Let's close those parking lots, convert on-street parking lanes to bike lanes, paint dedicated bus lanes on every street, stop widening highways, who could object to that? Given that the researchers note that people said they really want to drive less, surely they would all support this.The "researchers" he refers to are authors in Harvard Business Review, contemplating "nudging" European (!) commuters employed at airports (in Europe, often more easily gotten to by rail or bus than is the case in the States.)
It's not about nudges, it's about getting the incentives right. City Observatory contributor Joe Cortright spelled it out.

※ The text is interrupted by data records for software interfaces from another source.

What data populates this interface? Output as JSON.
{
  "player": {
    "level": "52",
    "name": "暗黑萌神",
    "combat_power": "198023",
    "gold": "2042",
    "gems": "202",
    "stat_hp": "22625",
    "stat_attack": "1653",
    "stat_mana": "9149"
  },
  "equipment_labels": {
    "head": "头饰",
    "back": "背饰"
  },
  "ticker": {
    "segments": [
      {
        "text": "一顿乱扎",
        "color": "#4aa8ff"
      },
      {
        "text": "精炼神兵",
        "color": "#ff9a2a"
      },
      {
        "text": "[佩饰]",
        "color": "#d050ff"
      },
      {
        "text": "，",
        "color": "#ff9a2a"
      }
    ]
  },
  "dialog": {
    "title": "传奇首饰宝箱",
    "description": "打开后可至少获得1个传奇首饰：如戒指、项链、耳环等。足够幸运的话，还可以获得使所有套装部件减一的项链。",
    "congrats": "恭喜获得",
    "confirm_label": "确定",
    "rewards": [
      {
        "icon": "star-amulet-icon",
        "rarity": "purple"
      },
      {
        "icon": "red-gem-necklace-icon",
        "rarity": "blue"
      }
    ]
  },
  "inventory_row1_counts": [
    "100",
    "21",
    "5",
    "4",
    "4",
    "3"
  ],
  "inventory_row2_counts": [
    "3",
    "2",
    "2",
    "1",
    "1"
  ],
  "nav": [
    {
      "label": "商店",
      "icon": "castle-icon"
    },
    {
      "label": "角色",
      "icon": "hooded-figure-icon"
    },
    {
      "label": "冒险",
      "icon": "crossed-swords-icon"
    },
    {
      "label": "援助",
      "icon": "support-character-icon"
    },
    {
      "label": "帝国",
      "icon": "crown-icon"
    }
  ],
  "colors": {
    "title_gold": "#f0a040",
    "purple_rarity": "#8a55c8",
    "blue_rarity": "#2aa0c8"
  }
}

If we priced the use of our roads to recover even the cost of maintenance, driving would be noticeably more expensive, and people would have much stronger incentives to drive less, and to use other forms of transportation, like transit and cycling. The fact that user fees are too low not only means that there isn’t enough revenue, but that there is too much demand. One value of user fees would be that they would discourage excessive use of the roads, lessen wear and tear, and in many cases obviate the need for costly new capacity.You'd think that might be something environmentalists and libertarians could make common cause on.